Return the records exactly as they are.

Working data: Begin

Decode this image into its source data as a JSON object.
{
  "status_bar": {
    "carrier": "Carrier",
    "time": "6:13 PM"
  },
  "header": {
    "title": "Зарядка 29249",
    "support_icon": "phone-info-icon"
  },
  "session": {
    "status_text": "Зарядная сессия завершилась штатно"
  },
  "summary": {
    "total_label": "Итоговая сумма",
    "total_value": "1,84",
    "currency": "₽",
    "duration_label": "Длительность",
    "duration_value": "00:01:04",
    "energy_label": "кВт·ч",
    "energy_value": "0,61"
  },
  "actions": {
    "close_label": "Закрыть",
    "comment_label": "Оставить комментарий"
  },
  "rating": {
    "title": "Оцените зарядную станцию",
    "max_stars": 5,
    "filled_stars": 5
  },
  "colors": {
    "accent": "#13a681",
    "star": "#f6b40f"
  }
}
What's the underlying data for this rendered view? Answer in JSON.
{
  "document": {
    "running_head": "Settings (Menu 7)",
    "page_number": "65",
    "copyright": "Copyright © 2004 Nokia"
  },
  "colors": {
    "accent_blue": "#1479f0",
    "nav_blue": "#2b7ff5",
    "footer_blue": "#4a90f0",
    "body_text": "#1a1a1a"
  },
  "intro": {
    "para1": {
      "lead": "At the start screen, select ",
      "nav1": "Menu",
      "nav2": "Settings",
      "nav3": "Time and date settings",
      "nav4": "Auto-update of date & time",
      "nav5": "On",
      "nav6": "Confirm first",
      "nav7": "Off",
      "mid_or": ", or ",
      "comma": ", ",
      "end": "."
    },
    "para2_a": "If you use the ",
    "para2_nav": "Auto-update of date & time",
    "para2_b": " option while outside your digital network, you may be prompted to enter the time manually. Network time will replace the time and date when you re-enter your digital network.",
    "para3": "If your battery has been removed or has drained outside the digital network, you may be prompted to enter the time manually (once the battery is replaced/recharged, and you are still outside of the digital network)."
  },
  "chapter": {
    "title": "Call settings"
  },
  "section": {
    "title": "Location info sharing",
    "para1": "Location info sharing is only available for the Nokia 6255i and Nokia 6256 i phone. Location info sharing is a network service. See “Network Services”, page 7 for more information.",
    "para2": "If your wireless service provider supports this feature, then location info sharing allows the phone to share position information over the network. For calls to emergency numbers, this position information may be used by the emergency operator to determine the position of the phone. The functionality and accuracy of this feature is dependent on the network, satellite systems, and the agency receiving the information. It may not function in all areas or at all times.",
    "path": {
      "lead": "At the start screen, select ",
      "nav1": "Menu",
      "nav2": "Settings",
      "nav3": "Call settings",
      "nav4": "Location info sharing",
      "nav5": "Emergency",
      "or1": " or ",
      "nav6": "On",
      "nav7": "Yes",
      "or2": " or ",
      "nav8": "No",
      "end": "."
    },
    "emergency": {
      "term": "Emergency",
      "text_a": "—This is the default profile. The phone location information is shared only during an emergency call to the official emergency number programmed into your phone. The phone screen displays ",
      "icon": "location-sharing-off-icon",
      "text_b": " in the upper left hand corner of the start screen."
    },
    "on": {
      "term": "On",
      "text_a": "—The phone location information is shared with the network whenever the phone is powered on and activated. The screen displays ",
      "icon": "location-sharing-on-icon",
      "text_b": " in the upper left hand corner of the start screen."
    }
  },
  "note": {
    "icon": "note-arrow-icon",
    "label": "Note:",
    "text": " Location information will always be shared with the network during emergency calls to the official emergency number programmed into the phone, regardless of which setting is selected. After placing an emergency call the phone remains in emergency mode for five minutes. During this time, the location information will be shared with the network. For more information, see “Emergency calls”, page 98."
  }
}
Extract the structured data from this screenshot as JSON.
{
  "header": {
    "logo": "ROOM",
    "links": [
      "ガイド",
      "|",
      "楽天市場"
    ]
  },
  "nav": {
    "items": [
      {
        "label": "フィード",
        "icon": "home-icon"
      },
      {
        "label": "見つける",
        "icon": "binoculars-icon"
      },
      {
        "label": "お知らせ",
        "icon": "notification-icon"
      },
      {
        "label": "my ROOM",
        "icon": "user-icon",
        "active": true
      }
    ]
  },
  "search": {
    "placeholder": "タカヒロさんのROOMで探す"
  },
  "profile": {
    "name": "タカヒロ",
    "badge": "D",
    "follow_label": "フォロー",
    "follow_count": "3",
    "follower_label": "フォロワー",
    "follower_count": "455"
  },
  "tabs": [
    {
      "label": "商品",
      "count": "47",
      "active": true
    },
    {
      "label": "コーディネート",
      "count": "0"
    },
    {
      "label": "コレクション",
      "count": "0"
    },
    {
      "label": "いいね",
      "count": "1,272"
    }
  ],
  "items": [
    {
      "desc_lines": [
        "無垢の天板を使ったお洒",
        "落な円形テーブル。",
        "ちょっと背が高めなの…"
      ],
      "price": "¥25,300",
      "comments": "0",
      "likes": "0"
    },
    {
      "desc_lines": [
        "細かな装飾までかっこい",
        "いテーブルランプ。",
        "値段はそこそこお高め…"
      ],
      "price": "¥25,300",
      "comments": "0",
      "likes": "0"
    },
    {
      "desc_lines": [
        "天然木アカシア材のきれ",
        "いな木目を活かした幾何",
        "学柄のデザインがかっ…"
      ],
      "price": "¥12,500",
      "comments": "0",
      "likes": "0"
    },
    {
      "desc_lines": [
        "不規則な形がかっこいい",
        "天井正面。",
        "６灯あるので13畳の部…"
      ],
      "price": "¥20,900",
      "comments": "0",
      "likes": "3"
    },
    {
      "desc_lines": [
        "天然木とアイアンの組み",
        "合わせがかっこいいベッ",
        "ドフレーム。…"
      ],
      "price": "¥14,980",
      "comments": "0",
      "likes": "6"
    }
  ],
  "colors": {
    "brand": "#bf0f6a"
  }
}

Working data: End

• **Answer section**:
Decode this image into its source data as a JSON object.
{
  "status_bar": {
    "carrier": "Carrier",
    "time": "6:13 PM"
  },
  "header": {
    "title": "Зарядка 29249",
    "support_icon": "phone-info-icon"
  },
  "session": {
    "status_text": "Зарядная сессия завершилась штатно"
  },
  "summary": {
    "total_label": "Итоговая сумма",
    "total_value": "1,84",
    "currency": "₽",
    "duration_label": "Длительность",
    "duration_value": "00:01:04",
    "energy_label": "кВт·ч",
    "energy_value": "0,61"
  },
  "actions": {
    "close_label": "Закрыть",
    "comment_label": "Оставить комментарий"
  },
  "rating": {
    "title": "Оцените зарядную станцию",
    "max_stars": 5,
    "filled_stars": 5
  },
  "colors": {
    "accent": "#13a681",
    "star": "#f6b40f"
  }
}
What's the underlying data for this rendered view? Answer in JSON.
{
  "document": {
    "running_head": "Settings (Menu 7)",
    "page_number": "65",
    "copyright": "Copyright © 2004 Nokia"
  },
  "colors": {
    "accent_blue": "#1479f0",
    "nav_blue": "#2b7ff5",
    "footer_blue": "#4a90f0",
    "body_text": "#1a1a1a"
  },
  "intro": {
    "para1": {
      "lead": "At the start screen, select ",
      "nav1": "Menu",
      "nav2": "Settings",
      "nav3": "Time and date settings",
      "nav4": "Auto-update of date & time",
      "nav5": "On",
      "nav6": "Confirm first",
      "nav7": "Off",
      "mid_or": ", or ",
      "comma": ", ",
      "end": "."
    },
    "para2_a": "If you use the ",
    "para2_nav": "Auto-update of date & time",
    "para2_b": " option while outside your digital network, you may be prompted to enter the time manually. Network time will replace the time and date when you re-enter your digital network.",
    "para3": "If your battery has been removed or has drained outside the digital network, you may be prompted to enter the time manually (once the battery is replaced/recharged, and you are still outside of the digital network)."
  },
  "chapter": {
    "title": "Call settings"
  },
  "section": {
    "title": "Location info sharing",
    "para1": "Location info sharing is only available for the Nokia 6255i and Nokia 6256 i phone. Location info sharing is a network service. See “Network Services”, page 7 for more information.",
    "para2": "If your wireless service provider supports this feature, then location info sharing allows the phone to share position information over the network. For calls to emergency numbers, this position information may be used by the emergency operator to determine the position of the phone. The functionality and accuracy of this feature is dependent on the network, satellite systems, and the agency receiving the information. It may not function in all areas or at all times.",
    "path": {
      "lead": "At the start screen, select ",
      "nav1": "Menu",
      "nav2": "Settings",
      "nav3": "Call settings",
      "nav4": "Location info sharing",
      "nav5": "Emergency",
      "or1": " or ",
      "nav6": "On",
      "nav7": "Yes",
      "or2": " or ",
      "nav8": "No",
      "end": "."
    },
    "emergency": {
      "term": "Emergency",
      "text_a": "—This is the default profile. The phone location information is shared only during an emergency call to the official emergency number programmed into your phone. The phone screen displays ",
      "icon": "location-sharing-off-icon",
      "text_b": " in the upper left hand corner of the start screen."
    },
    "on": {
      "term": "On",
      "text_a": "—The phone location information is shared with the network whenever the phone is powered on and activated. The screen displays ",
      "icon": "location-sharing-on-icon",
      "text_b": " in the upper left hand corner of the start screen."
    }
  },
  "note": {
    "icon": "note-arrow-icon",
    "label": "Note:",
    "text": " Location information will always be shared with the network during emergency calls to the official emergency number programmed into the phone, regardless of which setting is selected. After placing an emergency call the phone remains in emergency mode for five minutes. During this time, the location information will be shared with the network. For more information, see “Emergency calls”, page 98."
  }
}
Extract the structured data from this screenshot as JSON.
{
  "header": {
    "logo": "ROOM",
    "links": [
      "ガイド",
      "|",
      "楽天市場"
    ]
  },
  "nav": {
    "items": [
      {
        "label": "フィード",
        "icon": "home-icon"
      },
      {
        "label": "見つける",
        "icon": "binoculars-icon"
      },
      {
        "label": "お知らせ",
        "icon": "notification-icon"
      },
      {
        "label": "my ROOM",
        "icon": "user-icon",
        "active": true
      }
    ]
  },
  "search": {
    "placeholder": "タカヒロさんのROOMで探す"
  },
  "profile": {
    "name": "タカヒロ",
    "badge": "D",
    "follow_label": "フォロー",
    "follow_count": "3",
    "follower_label": "フォロワー",
    "follower_count": "455"
  },
  "tabs": [
    {
      "label": "商品",
      "count": "47",
      "active": true
    },
    {
      "label": "コーディネート",
      "count": "0"
    },
    {
      "label": "コレクション",
      "count": "0"
    },
    {
      "label": "いいね",
      "count": "1,272"
    }
  ],
  "items": [
    {
      "desc_lines": [
        "無垢の天板を使ったお洒",
        "落な円形テーブル。",
        "ちょっと背が高めなの…"
      ],
      "price": "¥25,300",
      "comments": "0",
      "likes": "0"
    },
    {
      "desc_lines": [
        "細かな装飾までかっこい",
        "いテーブルランプ。",
        "値段はそこそこお高め…"
      ],
      "price": "¥25,300",
      "comments": "0",
      "likes": "0"
    },
    {
      "desc_lines": [
        "天然木アカシア材のきれ",
        "いな木目を活かした幾何",
        "学柄のデザインがかっ…"
      ],
      "price": "¥12,500",
      "comments": "0",
      "likes": "0"
    },
    {
      "desc_lines": [
        "不規則な形がかっこいい",
        "天井正面。",
        "６灯あるので13畳の部…"
      ],
      "price": "¥20,900",
      "comments": "0",
      "likes": "3"
    },
    {
      "desc_lines": [
        "天然木とアイアンの組み",
        "合わせがかっこいいベッ",
        "ドフレーム。…"
      ],
      "price": "¥14,980",
      "comments": "0",
      "likes": "6"
    }
  ],
  "colors": {
    "brand": "#bf0f6a"
  }
}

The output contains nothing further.